Task statement:
The full listing below should be returned without a single change.

Input:

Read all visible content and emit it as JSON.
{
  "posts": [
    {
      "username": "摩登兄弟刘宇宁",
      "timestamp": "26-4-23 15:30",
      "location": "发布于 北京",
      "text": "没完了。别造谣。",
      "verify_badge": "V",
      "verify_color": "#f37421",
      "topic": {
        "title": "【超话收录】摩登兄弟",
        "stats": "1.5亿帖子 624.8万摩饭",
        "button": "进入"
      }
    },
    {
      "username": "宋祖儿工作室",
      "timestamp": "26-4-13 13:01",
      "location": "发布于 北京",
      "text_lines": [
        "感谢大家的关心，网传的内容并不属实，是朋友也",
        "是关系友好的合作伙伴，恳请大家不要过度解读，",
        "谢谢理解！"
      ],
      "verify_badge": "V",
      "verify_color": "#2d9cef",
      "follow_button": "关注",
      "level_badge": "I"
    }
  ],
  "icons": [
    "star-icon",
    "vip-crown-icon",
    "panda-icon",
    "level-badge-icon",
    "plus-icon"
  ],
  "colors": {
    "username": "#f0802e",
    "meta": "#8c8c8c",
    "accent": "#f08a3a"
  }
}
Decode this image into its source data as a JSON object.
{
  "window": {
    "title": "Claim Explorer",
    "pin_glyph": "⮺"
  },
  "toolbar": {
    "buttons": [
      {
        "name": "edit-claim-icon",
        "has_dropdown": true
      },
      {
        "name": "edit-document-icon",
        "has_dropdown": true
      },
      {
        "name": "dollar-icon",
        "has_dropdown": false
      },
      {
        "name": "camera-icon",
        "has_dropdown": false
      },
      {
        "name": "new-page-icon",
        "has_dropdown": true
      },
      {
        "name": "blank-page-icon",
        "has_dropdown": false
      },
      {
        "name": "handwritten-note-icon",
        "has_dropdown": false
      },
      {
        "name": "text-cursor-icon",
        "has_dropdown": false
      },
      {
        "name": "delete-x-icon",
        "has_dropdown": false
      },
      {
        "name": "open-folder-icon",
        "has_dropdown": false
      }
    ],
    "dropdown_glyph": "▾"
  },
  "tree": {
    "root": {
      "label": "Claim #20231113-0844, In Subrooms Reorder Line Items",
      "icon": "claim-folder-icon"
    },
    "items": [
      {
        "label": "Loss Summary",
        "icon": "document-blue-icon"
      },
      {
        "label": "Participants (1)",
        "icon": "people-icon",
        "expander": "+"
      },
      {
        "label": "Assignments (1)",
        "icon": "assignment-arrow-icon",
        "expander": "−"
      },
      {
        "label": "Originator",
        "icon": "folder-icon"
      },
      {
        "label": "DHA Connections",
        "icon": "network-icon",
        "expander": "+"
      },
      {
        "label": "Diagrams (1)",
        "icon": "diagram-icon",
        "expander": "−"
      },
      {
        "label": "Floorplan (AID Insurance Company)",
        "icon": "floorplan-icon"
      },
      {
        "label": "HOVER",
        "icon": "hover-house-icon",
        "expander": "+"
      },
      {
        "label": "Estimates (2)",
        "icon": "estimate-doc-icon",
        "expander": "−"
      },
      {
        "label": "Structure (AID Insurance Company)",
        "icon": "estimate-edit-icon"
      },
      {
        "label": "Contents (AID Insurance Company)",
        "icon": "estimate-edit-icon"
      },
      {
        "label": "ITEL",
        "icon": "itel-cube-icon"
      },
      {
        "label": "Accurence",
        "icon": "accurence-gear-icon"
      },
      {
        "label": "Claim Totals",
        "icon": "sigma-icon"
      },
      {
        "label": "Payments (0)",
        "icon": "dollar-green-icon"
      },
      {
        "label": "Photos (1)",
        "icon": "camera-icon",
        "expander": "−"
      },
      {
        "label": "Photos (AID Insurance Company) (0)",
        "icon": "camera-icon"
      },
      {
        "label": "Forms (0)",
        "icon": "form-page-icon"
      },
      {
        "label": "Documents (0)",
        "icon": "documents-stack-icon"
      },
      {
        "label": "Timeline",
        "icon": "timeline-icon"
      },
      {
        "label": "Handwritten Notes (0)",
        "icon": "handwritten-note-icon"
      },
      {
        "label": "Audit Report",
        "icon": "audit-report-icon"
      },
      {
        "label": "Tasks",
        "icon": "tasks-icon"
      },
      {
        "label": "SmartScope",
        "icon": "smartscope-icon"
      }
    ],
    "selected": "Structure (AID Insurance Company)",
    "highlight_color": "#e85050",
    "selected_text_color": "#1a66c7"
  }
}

Output of the task:
Read all visible content and emit it as JSON.
{
  "posts": [
    {
      "username": "摩登兄弟刘宇宁",
      "timestamp": "26-4-23 15:30",
      "location": "发布于 北京",
      "text": "没完了。别造谣。",
      "verify_badge": "V",
      "verify_color": "#f37421",
      "topic": {
        "title": "【超话收录】摩登兄弟",
        "stats": "1.5亿帖子 624.8万摩饭",
        "button": "进入"
      }
    },
    {
      "username": "宋祖儿工作室",
      "timestamp": "26-4-13 13:01",
      "location": "发布于 北京",
      "text_lines": [
        "感谢大家的关心，网传的内容并不属实，是朋友也",
        "是关系友好的合作伙伴，恳请大家不要过度解读，",
        "谢谢理解！"
      ],
      "verify_badge": "V",
      "verify_color": "#2d9cef",
      "follow_button": "关注",
      "level_badge": "I"
    }
  ],
  "icons": [
    "star-icon",
    "vip-crown-icon",
    "panda-icon",
    "level-badge-icon",
    "plus-icon"
  ],
  "colors": {
    "username": "#f0802e",
    "meta": "#8c8c8c",
    "accent": "#f08a3a"
  }
}
Decode this image into its source data as a JSON object.
{
  "window": {
    "title": "Claim Explorer",
    "pin_glyph": "⮺"
  },
  "toolbar": {
    "buttons": [
      {
        "name": "edit-claim-icon",
        "has_dropdown": true
      },
      {
        "name": "edit-document-icon",
        "has_dropdown": true
      },
      {
        "name": "dollar-icon",
        "has_dropdown": false
      },
      {
        "name": "camera-icon",
        "has_dropdown": false
      },
      {
        "name": "new-page-icon",
        "has_dropdown": true
      },
      {
        "name": "blank-page-icon",
        "has_dropdown": false
      },
      {
        "name": "handwritten-note-icon",
        "has_dropdown": false
      },
      {
        "name": "text-cursor-icon",
        "has_dropdown": false
      },
      {
        "name": "delete-x-icon",
        "has_dropdown": false
      },
      {
        "name": "open-folder-icon",
        "has_dropdown": false
      }
    ],
    "dropdown_glyph": "▾"
  },
  "tree": {
    "root": {
      "label": "Claim #20231113-0844, In Subrooms Reorder Line Items",
      "icon": "claim-folder-icon"
    },
    "items": [
      {
        "label": "Loss Summary",
        "icon": "document-blue-icon"
      },
      {
        "label": "Participants (1)",
        "icon": "people-icon",
        "expander": "+"
      },
      {
        "label": "Assignments (1)",
        "icon": "assignment-arrow-icon",
        "expander": "−"
      },
      {
        "label": "Originator",
        "icon": "folder-icon"
      },
      {
        "label": "DHA Connections",
        "icon": "network-icon",
        "expander": "+"
      },
      {
        "label": "Diagrams (1)",
        "icon": "diagram-icon",
        "expander": "−"
      },
      {
        "label": "Floorplan (AID Insurance Company)",
        "icon": "floorplan-icon"
      },
      {
        "label": "HOVER",
        "icon": "hover-house-icon",
        "expander": "+"
      },
      {
        "label": "Estimates (2)",
        "icon": "estimate-doc-icon",
        "expander": "−"
      },
      {
        "label": "Structure (AID Insurance Company)",
        "icon": "estimate-edit-icon"
      },
      {
        "label": "Contents (AID Insurance Company)",
        "icon": "estimate-edit-icon"
      },
      {
        "label": "ITEL",
        "icon": "itel-cube-icon"
      },
      {
        "label": "Accurence",
        "icon": "accurence-gear-icon"
      },
      {
        "label": "Claim Totals",
        "icon": "sigma-icon"
      },
      {
        "label": "Payments (0)",
        "icon": "dollar-green-icon"
      },
      {
        "label": "Photos (1)",
        "icon": "camera-icon",
        "expander": "−"
      },
      {
        "label": "Photos (AID Insurance Company) (0)",
        "icon": "camera-icon"
      },
      {
        "label": "Forms (0)",
        "icon": "form-page-icon"
      },
      {
        "label": "Documents (0)",
        "icon": "documents-stack-icon"
      },
      {
        "label": "Timeline",
        "icon": "timeline-icon"
      },
      {
        "label": "Handwritten Notes (0)",
        "icon": "handwritten-note-icon"
      },
      {
        "label": "Audit Report",
        "icon": "audit-report-icon"
      },
      {
        "label": "Tasks",
        "icon": "tasks-icon"
      },
      {
        "label": "SmartScope",
        "icon": "smartscope-icon"
      }
    ],
    "selected": "Structure (AID Insurance Company)",
    "highlight_color": "#e85050",
    "selected_text_color": "#1a66c7"
  }
}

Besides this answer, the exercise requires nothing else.